People usually grill during Memorial Day weekend. We decided to do something a little different and make ice cream by hand. I am not talking about using one of those wimpy, electric powered gizmos that you place in the freezer over night. Nope. I am talking about good, old-fashion ice cream makin’ using a 4 quart, hand churned White Mountain Ice Cream Maker.
This American-made beauty has a wooden bucket where you place the ice and rock salt. The rock salt helps the ice get below freezing and get extra cold. This chills a stainless steel canister in the middle. There is a beater inside the canister that churns the ice cream, helping it freeze evenly and preventing crystals from forming. You turn the beater using a crank on the side of the bucket.
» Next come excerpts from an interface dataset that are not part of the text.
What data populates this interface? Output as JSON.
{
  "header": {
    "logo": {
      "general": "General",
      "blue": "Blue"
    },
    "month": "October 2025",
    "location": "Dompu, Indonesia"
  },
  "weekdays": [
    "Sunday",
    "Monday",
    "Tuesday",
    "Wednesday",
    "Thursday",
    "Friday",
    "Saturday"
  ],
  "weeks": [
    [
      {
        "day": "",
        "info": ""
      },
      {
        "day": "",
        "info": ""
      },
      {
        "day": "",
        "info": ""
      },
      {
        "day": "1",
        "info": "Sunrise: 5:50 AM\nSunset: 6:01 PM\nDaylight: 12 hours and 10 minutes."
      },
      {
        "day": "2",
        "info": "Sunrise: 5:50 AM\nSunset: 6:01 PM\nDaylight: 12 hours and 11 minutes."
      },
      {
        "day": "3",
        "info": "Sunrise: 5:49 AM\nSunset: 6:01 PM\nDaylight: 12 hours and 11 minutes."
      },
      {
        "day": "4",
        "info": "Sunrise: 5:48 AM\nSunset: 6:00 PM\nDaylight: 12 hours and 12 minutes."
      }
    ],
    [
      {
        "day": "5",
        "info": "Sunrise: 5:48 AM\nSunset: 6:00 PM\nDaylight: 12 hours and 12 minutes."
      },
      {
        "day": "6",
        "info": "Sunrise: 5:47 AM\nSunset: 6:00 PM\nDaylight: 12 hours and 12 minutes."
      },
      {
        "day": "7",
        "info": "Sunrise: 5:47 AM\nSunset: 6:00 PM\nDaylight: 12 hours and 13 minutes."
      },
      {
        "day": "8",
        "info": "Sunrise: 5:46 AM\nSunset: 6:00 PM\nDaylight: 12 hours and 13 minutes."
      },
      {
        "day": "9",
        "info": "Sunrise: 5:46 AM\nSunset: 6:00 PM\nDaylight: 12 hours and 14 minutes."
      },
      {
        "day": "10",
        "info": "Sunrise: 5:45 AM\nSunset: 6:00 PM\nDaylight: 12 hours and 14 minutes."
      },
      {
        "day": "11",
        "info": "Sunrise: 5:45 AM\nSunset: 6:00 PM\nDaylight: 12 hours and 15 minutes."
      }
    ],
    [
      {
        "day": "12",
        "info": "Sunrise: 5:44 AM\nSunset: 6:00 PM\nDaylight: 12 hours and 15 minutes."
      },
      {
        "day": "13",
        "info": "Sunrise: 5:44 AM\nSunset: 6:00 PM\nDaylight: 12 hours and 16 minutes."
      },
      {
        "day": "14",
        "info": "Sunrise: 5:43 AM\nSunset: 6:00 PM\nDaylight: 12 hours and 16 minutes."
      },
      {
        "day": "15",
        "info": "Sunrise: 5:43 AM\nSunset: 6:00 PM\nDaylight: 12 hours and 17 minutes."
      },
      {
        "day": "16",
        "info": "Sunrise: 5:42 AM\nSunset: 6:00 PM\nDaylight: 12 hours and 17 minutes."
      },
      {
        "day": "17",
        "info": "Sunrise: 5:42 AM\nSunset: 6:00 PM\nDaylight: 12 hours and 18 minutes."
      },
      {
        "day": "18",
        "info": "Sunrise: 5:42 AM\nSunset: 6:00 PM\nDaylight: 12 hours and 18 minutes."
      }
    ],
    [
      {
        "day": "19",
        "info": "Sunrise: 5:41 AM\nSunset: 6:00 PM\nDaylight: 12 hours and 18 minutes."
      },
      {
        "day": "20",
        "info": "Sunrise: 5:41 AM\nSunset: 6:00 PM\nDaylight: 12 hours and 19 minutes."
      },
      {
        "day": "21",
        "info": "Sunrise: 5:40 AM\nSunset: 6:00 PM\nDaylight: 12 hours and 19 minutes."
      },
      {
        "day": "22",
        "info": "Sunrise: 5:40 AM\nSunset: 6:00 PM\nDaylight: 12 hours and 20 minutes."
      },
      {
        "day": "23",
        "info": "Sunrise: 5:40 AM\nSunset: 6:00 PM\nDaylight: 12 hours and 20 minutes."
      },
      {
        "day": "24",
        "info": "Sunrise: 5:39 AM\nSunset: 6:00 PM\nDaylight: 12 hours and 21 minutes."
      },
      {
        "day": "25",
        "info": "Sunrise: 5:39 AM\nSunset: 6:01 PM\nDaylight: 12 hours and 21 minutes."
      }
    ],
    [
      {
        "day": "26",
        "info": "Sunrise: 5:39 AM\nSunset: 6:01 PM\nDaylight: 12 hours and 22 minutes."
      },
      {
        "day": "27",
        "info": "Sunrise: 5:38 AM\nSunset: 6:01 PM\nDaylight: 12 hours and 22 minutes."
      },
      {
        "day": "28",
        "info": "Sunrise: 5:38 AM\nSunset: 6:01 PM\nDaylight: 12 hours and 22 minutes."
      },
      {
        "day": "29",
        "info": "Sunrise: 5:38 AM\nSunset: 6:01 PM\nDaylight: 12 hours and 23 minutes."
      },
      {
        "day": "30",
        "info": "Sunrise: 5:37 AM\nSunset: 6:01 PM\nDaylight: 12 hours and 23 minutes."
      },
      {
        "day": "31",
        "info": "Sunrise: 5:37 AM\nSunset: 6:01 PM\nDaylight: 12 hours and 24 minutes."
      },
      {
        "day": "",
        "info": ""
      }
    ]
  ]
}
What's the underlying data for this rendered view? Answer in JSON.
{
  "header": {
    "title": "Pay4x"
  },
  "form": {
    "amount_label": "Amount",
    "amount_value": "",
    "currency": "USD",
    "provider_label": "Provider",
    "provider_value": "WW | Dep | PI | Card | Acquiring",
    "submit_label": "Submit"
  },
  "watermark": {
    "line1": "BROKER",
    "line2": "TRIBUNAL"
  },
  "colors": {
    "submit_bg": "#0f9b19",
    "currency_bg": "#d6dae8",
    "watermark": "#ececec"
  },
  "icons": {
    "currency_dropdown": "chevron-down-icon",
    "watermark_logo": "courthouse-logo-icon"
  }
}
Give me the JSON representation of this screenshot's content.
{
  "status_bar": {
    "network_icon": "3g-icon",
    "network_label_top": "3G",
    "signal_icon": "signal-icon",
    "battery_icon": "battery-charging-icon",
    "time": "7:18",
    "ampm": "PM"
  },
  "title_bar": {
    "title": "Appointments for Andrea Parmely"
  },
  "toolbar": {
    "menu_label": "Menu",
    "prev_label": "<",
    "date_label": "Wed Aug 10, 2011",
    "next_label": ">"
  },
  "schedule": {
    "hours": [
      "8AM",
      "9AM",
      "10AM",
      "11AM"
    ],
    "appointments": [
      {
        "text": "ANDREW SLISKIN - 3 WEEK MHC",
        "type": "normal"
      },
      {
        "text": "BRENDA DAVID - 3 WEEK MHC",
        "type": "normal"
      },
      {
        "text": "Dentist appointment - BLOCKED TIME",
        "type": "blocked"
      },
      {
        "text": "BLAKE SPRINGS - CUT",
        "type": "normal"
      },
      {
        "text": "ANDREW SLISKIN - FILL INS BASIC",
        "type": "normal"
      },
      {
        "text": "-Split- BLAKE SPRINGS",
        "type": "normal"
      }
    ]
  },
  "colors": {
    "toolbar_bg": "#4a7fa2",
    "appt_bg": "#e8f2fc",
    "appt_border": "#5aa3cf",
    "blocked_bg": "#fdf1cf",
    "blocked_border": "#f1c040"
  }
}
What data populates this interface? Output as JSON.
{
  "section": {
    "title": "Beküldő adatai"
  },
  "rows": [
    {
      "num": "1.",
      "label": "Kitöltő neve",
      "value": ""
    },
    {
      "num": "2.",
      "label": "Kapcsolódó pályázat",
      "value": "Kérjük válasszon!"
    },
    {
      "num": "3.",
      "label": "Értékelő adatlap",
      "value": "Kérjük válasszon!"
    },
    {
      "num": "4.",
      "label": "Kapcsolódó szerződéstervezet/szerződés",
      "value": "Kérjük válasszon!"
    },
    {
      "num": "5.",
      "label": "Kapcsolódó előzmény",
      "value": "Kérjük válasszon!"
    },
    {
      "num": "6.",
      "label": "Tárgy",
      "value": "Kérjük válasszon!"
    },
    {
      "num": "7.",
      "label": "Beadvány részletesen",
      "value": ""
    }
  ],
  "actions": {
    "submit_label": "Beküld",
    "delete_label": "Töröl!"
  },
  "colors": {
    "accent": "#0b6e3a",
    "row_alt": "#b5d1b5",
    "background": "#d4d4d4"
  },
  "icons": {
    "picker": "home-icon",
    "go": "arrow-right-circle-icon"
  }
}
This things is heavy duty!
Instead of making boring plain old vanilla ice cream, I thought I would make one with a custard base. The only real difference is that you add eggs and cook it a little bit, turning it into a custard. French vanilla is a custard ice cream and plain old vanilla is not. Little did I know that Carolyn doesn’t like custard! More for me I guess!
The only problem is that this ice cream isn’t exactly “Lite”. Luckily, it seems to be keeping very well and is perfect for having a scoop every now and then.
While it is more fun to make this ice cream in a hand turned maker, it should work in other types of machines. Let us know how it “churns” out!
We wanted to document the whole event, so we created a YouTube video:
Handmade Vanilla Ice Cream
From: Cook’s Illustrated
If necessary, two teaspoons of vanilla extract may be substituted for the vanilla bean. To maximize the extract’s potency, stir it into the chilled custard just before churning.
- 1 1/2 cups whole milk
- 1 1/2 cups heavy cream
- 3/4 cup granulated sugar
- 4 inch piece vanilla bean, slit lengthwise and seeds removed, pod reserved
- 4 large egg yolks
- Position a strainer over a medium bowl set in a larger bowl containing ice water. Heat the milk, cream, 1/2 cup of the sugar, and the vanilla seeds and pod in a medium saucepan over medium heat, stirring occasionally to break up the vanilla seeds, until steam appears and the milk is warm (about 175 degrees), about 5 minutes.
- Meanwhile, whisk the yolks and remaining 1/4 cup sugar in a medium bowl until combined and pale yellow. Whisk half the warm milk mixture into the beaten yolks, 1/2 cup at a time, until combined. Whisk the milk-yolk mixture into the warm milk in the saucepan; set the saucepan over medium heat and cook, stirring constantly with a wooden spoon, until steam appears, foam subsides, and the mixture is slightly thickened or an instant-read thermometer registers 180 to 185 degrees. (Do not boil the mixture, or the eggs will curdle.) Immediately strain the custard into the bowl set in the ice bath; cool the custard to room temperature, stirring it occasionally to help it cool. Cover and refrigerate until an instant-read thermometer registers 40 degrees or lower, at least 3 hours or up to 24 hours.
- Remove and discard the vanilla pod from the custard (or add the vanilla extract, if using) and stir well. Pour the custard into the ice cream machine canister and churn, following the manufacturer’s instructions, until the mixture resembles soft-serve ice cream. Transfer the ice cream to an airtight container, press plastic wrap flush against the surface, cover the container, and freeze the ice cream until firm, at least 2 hours.
Sandwich a scoop between two cookies for an extra treat!